### RECORDED INFORMATION:
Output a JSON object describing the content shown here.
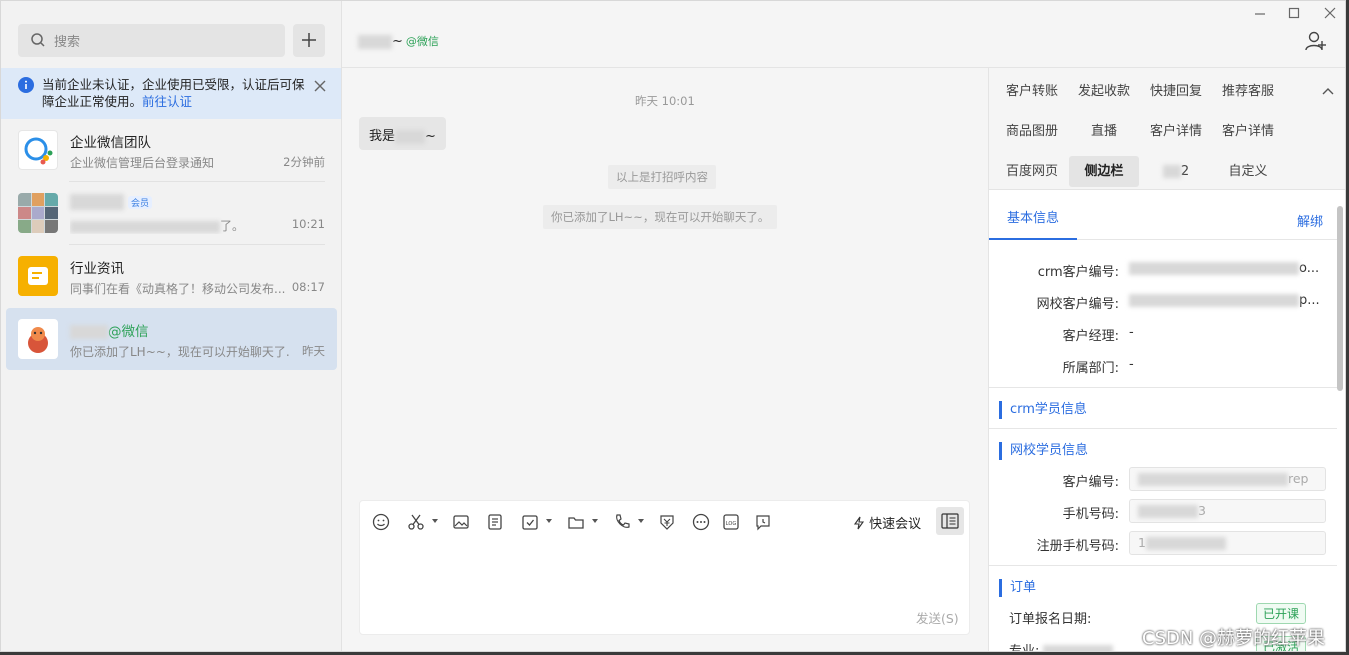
{
  "search": {
    "placeholder": "搜索"
  },
  "notice": {
    "text": "当前企业未认证，企业使用已受限，认证后可保障企业正常使用。",
    "link": "前往认证"
  },
  "conversations": [
    {
      "name": "企业微信团队",
      "preview": "企业微信管理后台登录通知",
      "time": "2分钟前"
    },
    {
      "name": "",
      "badge": "会员",
      "preview": "了。",
      "time": "10:21"
    },
    {
      "name": "行业资讯",
      "preview": "同事们在看《动真格了！移动公司发布...",
      "time": "08:17"
    },
    {
      "name_suffix": "@微信",
      "preview": "你已添加了LH~~，现在可以开始聊天了...",
      "time": "昨天"
    }
  ],
  "header": {
    "title_suffix": "~",
    "source": "@微信"
  },
  "chat": {
    "time": "昨天 10:01",
    "bubble_prefix": "我是",
    "bubble_suffix": "~",
    "sys1": "以上是打招呼内容",
    "sys2": "你已添加了LH~~，现在可以开始聊天了。"
  },
  "input": {
    "quick_meeting": "快速会议",
    "send": "发送(S)"
  },
  "right_tabs": [
    "客户转账",
    "发起收款",
    "快捷回复",
    "推荐客服",
    "商品图册",
    "直播",
    "客户详情",
    "客户详情",
    "百度网页",
    "侧边栏",
    "2",
    "自定义"
  ],
  "sub_tabs": {
    "basic": "基本信息",
    "unbind": "解绑"
  },
  "basic_info": [
    {
      "label": "crm客户编号:",
      "value": "o..."
    },
    {
      "label": "网校客户编号:",
      "value": "p..."
    },
    {
      "label": "客户经理:",
      "value": "-"
    },
    {
      "label": "所属部门:",
      "value": "-"
    }
  ],
  "sections": {
    "crm": "crm学员信息",
    "school": "网校学员信息",
    "order": "订单"
  },
  "school_fields": [
    {
      "label": "客户编号:",
      "value": "rep"
    },
    {
      "label": "手机号码:",
      "value": "3"
    },
    {
      "label": "注册手机号码:",
      "value": "1"
    }
  ],
  "order": {
    "date_label": "订单报名日期:",
    "status1": "已开课",
    "major_label": "专业:",
    "status2": "已激活"
  },
  "watermark": "CSDN @赫萝的红苹果"
}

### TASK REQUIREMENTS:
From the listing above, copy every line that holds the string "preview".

### RESPONSE AREA:
      "preview": "企业微信管理后台登录通知",
      "preview": "了。",
      "preview": "同事们在看《动真格了！移动公司发布...",
      "preview": "你已添加了LH~~，现在可以开始聊天了...",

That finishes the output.